**WHAT IS BEING ASKED:**
Quote all of the entries word for word.

**DATA PROVIDED:**
****************
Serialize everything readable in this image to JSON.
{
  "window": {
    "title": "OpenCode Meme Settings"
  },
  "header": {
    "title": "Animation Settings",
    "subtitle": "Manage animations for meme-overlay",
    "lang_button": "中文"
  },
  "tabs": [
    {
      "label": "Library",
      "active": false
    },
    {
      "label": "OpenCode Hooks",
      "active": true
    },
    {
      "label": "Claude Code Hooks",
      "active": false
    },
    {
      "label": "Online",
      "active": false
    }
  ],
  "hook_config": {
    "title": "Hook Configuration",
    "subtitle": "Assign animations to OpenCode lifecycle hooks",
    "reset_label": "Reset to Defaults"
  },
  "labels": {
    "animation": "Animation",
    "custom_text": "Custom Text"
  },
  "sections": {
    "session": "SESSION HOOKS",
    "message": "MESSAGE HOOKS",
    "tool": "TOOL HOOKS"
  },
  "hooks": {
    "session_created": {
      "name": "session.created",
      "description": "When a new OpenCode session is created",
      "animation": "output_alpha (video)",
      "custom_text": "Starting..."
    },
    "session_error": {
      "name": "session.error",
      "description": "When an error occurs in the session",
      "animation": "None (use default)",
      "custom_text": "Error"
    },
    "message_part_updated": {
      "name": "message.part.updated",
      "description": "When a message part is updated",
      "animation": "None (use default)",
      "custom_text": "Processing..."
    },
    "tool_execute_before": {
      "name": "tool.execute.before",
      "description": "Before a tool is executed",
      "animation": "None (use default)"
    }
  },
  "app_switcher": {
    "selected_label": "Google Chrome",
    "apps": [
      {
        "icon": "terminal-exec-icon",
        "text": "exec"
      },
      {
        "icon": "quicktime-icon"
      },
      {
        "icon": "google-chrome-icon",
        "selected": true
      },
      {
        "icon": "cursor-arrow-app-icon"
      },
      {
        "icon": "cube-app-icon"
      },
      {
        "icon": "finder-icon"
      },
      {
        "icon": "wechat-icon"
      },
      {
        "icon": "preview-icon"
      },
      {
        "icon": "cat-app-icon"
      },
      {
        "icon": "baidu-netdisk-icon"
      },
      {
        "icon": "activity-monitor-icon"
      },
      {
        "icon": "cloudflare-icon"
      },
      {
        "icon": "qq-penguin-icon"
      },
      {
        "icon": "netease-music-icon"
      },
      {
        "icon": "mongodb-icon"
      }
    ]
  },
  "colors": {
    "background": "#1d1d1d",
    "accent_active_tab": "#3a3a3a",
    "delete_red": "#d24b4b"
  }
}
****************
**REPLY:**
Serialize everything readable in this image to JSON.
{
  "window": {
    "title": "OpenCode Meme Settings"
  },
  "header": {
    "title": "Animation Settings",
    "subtitle": "Manage animations for meme-overlay",
    "lang_button": "中文"
  },
  "tabs": [
    {
      "label": "Library",
      "active": false
    },
    {
      "label": "OpenCode Hooks",
      "active": true
    },
    {
      "label": "Claude Code Hooks",
      "active": false
    },
    {
      "label": "Online",
      "active": false
    }
  ],
  "hook_config": {
    "title": "Hook Configuration",
    "subtitle": "Assign animations to OpenCode lifecycle hooks",
    "reset_label": "Reset to Defaults"
  },
  "labels": {
    "animation": "Animation",
    "custom_text": "Custom Text"
  },
  "sections": {
    "session": "SESSION HOOKS",
    "message": "MESSAGE HOOKS",
    "tool": "TOOL HOOKS"
  },
  "hooks": {
    "session_created": {
      "name": "session.created",
      "description": "When a new OpenCode session is created",
      "animation": "output_alpha (video)",
      "custom_text": "Starting..."
    },
    "session_error": {
      "name": "session.error",
      "description": "When an error occurs in the session",
      "animation": "None (use default)",
      "custom_text": "Error"
    },
    "message_part_updated": {
      "name": "message.part.updated",
      "description": "When a message part is updated",
      "animation": "None (use default)",
      "custom_text": "Processing..."
    },
    "tool_execute_before": {
      "name": "tool.execute.before",
      "description": "Before a tool is executed",
      "animation": "None (use default)"
    }
  },
  "app_switcher": {
    "selected_label": "Google Chrome",
    "apps": [
      {
        "icon": "terminal-exec-icon",
        "text": "exec"
      },
      {
        "icon": "quicktime-icon"
      },
      {
        "icon": "google-chrome-icon",
        "selected": true
      },
      {
        "icon": "cursor-arrow-app-icon"
      },
      {
        "icon": "cube-app-icon"
      },
      {
        "icon": "finder-icon"
      },
      {
        "icon": "wechat-icon"
      },
      {
        "icon": "preview-icon"
      },
      {
        "icon": "cat-app-icon"
      },
      {
        "icon": "baidu-netdisk-icon"
      },
      {
        "icon": "activity-monitor-icon"
      },
      {
        "icon": "cloudflare-icon"
      },
      {
        "icon": "qq-penguin-icon"
      },
      {
        "icon": "netease-music-icon"
      },
      {
        "icon": "mongodb-icon"
      }
    ]
  },
  "colors": {
    "background": "#1d1d1d",
    "accent_active_tab": "#3a3a3a",
    "delete_red": "#d24b4b"
  }
}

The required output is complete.